Results to a Scottish government survey on the rent review process suggest there is a positive platform around which improvements can be built after more than a thousand tenant farmers responded.
One element of the Land Reform (Scotland) Act in 2016 brought forward legal changes to introduce a new rent review process.
Following further discussions with stakeholders such as NFU Scotland, Scottish government commissioned research to seek the views of tenants directly.
In its most recent research into rent reviews, the survey was sent to all tenant farmers and resulted in a response from more than a thousand tenants.
The results showed that 53% of tenants were satisfied or very satisfied with the rent review process, with a further 34% reporting a ‘neither/nor’ response to the question.

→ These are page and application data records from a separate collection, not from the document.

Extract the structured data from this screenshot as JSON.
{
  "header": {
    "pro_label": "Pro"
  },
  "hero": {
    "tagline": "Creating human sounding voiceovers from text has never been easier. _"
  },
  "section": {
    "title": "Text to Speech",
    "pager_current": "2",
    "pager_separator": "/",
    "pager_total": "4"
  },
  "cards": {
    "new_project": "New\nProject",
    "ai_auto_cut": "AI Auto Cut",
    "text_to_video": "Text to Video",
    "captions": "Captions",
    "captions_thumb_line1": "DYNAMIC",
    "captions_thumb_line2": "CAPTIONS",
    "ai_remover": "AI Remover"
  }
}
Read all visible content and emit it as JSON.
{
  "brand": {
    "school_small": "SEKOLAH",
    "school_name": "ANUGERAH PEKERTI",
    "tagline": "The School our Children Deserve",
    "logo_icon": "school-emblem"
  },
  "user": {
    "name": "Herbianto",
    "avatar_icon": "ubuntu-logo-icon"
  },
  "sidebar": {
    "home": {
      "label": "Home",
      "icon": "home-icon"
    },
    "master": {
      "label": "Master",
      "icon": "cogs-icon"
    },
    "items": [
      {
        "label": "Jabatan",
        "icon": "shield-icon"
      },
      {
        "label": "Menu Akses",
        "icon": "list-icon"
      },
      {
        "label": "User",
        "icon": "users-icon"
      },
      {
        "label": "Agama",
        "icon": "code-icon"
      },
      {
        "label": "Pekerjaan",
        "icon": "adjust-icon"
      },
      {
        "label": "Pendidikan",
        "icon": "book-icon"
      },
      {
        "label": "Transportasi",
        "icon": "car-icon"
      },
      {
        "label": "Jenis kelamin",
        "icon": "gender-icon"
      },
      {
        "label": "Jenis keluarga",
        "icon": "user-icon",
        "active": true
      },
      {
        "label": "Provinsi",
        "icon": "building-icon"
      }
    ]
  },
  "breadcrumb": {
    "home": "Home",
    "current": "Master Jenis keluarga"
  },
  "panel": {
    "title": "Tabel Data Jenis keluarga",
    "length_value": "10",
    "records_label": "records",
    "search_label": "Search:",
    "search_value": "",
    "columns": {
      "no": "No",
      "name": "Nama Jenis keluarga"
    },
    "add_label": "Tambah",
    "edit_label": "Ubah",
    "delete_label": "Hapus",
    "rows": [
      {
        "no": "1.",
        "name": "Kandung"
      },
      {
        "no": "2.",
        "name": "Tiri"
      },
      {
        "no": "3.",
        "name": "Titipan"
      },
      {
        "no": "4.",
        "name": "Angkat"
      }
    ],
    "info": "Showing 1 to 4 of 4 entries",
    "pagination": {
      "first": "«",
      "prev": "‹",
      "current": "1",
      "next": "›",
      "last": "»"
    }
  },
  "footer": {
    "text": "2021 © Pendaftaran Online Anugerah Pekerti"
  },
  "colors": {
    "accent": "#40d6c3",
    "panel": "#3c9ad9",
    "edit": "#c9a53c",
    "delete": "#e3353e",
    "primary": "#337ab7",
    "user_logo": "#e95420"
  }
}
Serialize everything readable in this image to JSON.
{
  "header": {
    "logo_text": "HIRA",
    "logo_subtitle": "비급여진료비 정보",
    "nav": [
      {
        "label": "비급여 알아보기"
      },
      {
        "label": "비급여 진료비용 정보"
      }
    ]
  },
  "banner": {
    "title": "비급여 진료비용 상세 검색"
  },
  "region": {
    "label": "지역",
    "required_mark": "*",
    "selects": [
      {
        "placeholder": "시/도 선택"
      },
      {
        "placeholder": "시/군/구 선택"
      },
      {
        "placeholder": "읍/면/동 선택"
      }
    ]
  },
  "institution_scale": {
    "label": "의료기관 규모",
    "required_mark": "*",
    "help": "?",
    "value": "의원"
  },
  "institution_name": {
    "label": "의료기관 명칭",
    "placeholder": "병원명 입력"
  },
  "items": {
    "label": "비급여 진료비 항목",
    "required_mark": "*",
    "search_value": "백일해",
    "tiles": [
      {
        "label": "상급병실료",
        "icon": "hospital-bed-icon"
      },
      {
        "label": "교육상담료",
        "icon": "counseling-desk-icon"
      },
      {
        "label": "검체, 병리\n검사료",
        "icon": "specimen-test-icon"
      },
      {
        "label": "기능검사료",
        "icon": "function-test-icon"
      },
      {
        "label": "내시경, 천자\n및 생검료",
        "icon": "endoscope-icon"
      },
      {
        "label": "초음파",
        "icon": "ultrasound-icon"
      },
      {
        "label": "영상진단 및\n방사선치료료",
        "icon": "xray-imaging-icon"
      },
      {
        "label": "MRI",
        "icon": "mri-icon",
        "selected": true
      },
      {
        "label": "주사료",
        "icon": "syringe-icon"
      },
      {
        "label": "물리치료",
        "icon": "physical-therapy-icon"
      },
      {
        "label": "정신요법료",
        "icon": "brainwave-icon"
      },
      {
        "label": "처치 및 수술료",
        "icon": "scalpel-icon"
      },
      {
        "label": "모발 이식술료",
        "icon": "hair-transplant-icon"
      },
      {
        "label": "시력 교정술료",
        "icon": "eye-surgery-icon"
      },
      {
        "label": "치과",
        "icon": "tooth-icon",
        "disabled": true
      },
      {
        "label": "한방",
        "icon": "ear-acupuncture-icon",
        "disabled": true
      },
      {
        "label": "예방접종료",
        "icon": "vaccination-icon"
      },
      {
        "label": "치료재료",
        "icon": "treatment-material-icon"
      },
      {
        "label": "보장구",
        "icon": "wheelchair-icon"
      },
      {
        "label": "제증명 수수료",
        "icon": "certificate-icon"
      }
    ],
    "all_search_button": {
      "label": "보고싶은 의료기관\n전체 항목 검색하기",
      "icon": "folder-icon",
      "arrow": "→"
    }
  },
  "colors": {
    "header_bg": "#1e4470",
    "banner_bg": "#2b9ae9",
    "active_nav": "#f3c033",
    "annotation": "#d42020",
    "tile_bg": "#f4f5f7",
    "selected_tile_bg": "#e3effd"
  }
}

The results also showed that 15 percent of tenant farmers felt fairly or very dissatisfied with rent reviews.
Almost two-thirds of respondents were not very familiar with or not aware of the current rent review legislation, giving concern and indicating a need for stronger communications on the process.
NFU Scotland head of policy Gemma Cooper said that rent reviews had long been a bone of contention for agricultural tenants.
“The results paint a generally positive picture around agricultural tenancies," she said.
"Most respondents have reported that they felt satisfied with the process around rent reviews, including how it is carried out, who carries it out and how frequently it occurs.
“It was also interesting to see that 79% of tenants responding reported that they had not had a significant disagreement with their landlord during the process around rent reviews."
But of concern for NFU Scotland was the report that 64% of tenants were not very familiar with or aware of the current requirements around rent reviews, and that 82% represented themselves during the process.
“It is crucial that all parties in any rent review process have the right level of knowledge to allow them to make informed decisions," Ms Cooper said.
"The results noted a direct link between familiarity with the process and satisfaction with the process, which underlines the need for industry to work jointly together to raise awareness.
“There is a real opportunity to build on this survey and the previous work that has been carried out since the Tenant Farming Commission was formed in 2017.
"It is in everyone’s interests to ensure a healthy and vibrant tenanted sector in Scotland.”